2. Assuming our bodies are restricted to move in the plane, there are a total of $4n$ scalars that determine the initial conditions for this n-body system. It follows that the perturbation of one body($q$) generally requires searching for a $4n-2$ dimensional vector $x$ for positions and velocities. This can be done using Nelder-Mead, a derivative-free method, provided that we define a cost function.
3. The functions to be minimised are obtained directly from the linear momentum (P), angular momentum (L) and Hamiltonian (H) equations to obtain a single smooth cost function:\begin{aligned} C(x,q) =(P(x,q)-C_1)^2+(H(x,q)-C_2)^2+(L(x,q)-C_3)^2 \end{aligned}
4. In order to increase the probability of convergence, the Nelder-Mead algorithm was randomly seeded for each perturbed position $q$.

I think this method can be easily extended to n-bodies.

# Pseudo-anonymous forums

After using the stack-exchange(SE) forums for several years, it’s clear that pseudo-anonymous user profiles are synonymous with lousy user experience. Depending on the stack exchange this manifests itself in different ways but I believe the underlying reasons are the same.

Consider these two questions:

In the first case you have a pseudo-anonymous user on the Physics SE with a lot of reputation who tries to reformat the question. He basically says that the question has nothing to do with physics. Eventually, I demonstrate that his claim is baseless and other users on the physics stack exchange support my arguments. A different user with less confidence might have responded differently however.

In the second case, we have a clear question on the Math Overflow that gets a clear answer from an identifiable person. Now, if you check the top users on the MathOverflow you’ll realise that almost every user is identifiable. In fact, among the top 20 users the number of identifiable users among these forums stands at 95% and 75% for the MathOverflow and Physics Stack Exchanges respectively. I believe that the fraction of pseudo-anonymous users is an important indicator of the overall forum experience.

Pseudo-anonymity is not merely a different type of user setting. It leads to fundamentally different forum interactions for systemic reasons:

1. Users are less inhibited because they won’t be identified.
2. Users feel less pressure to share good content because any social benefits won’t affect their actual person.

Due to this reward system, pseudo-anonymous users tend to behave like idiots if they can get away with it and they won’t try as hard to share great content.
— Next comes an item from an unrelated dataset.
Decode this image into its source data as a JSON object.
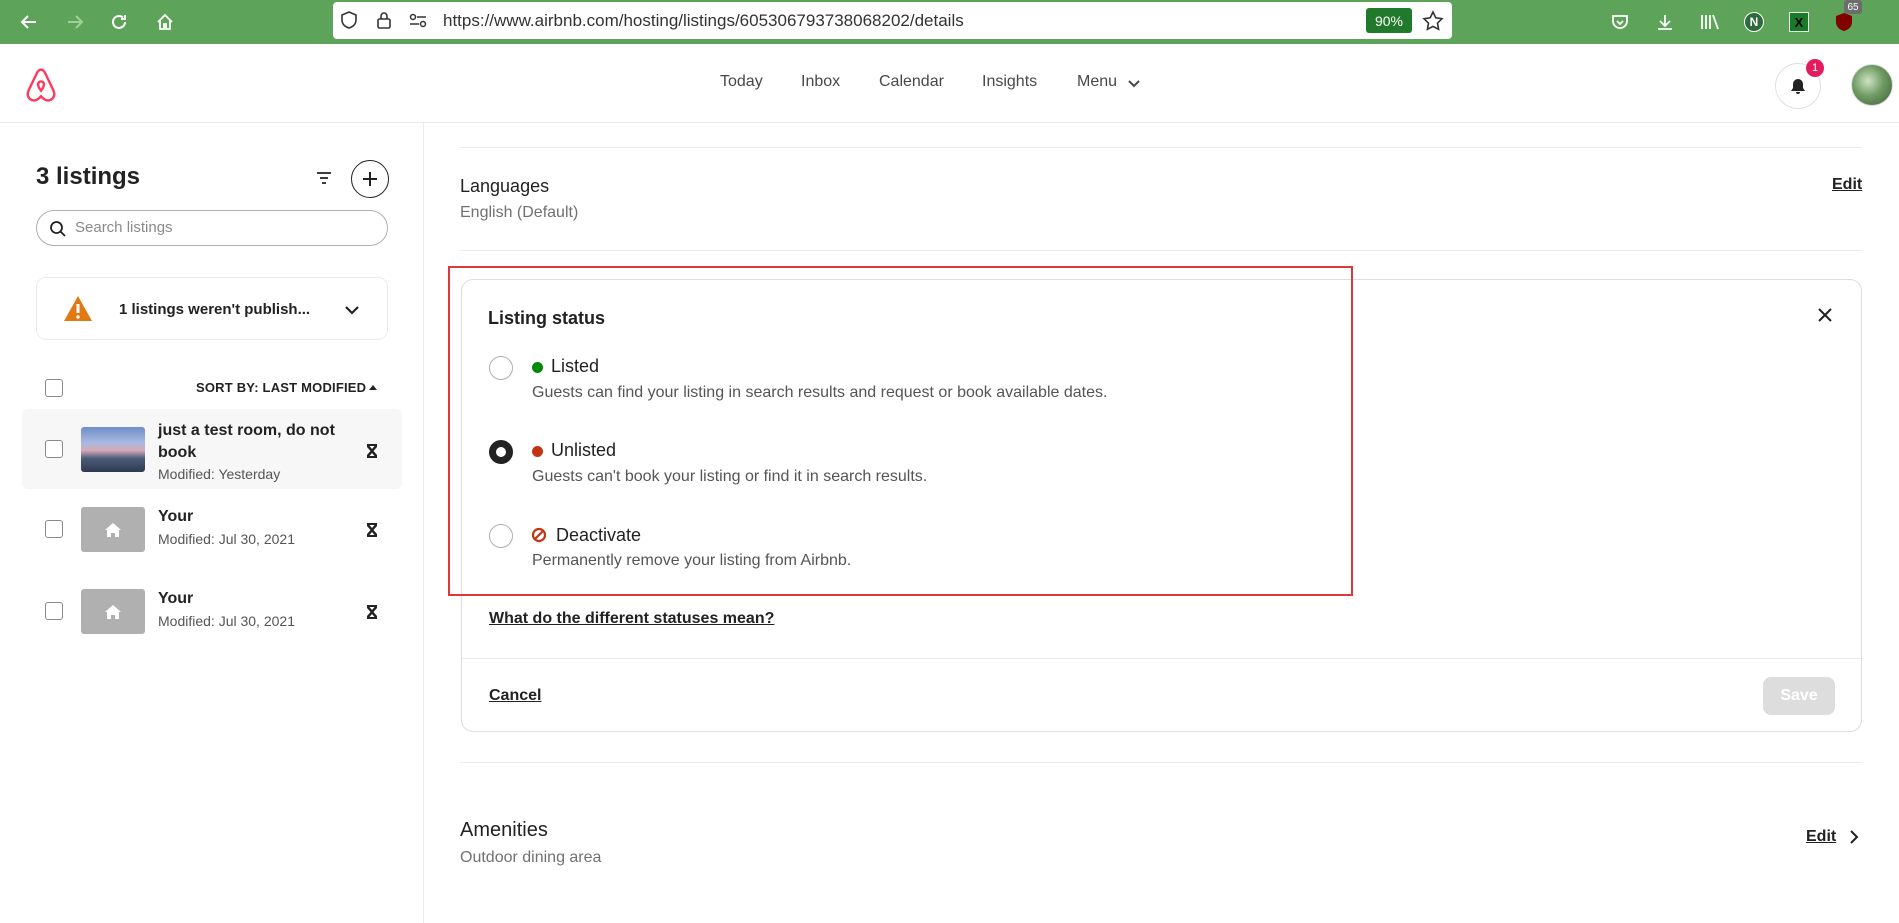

If you’re Terrence Tao on the MathOverflow the situation is very different. In general, I suspect that the reason for the greater fraction of identifiable MathOverflow users is that they are actually proud of what they share.

While it’s not clear how the Physics Stack Exchange can incentivise users to use their real names I think they can simply require it. I have no doubt that this would improve the user experience.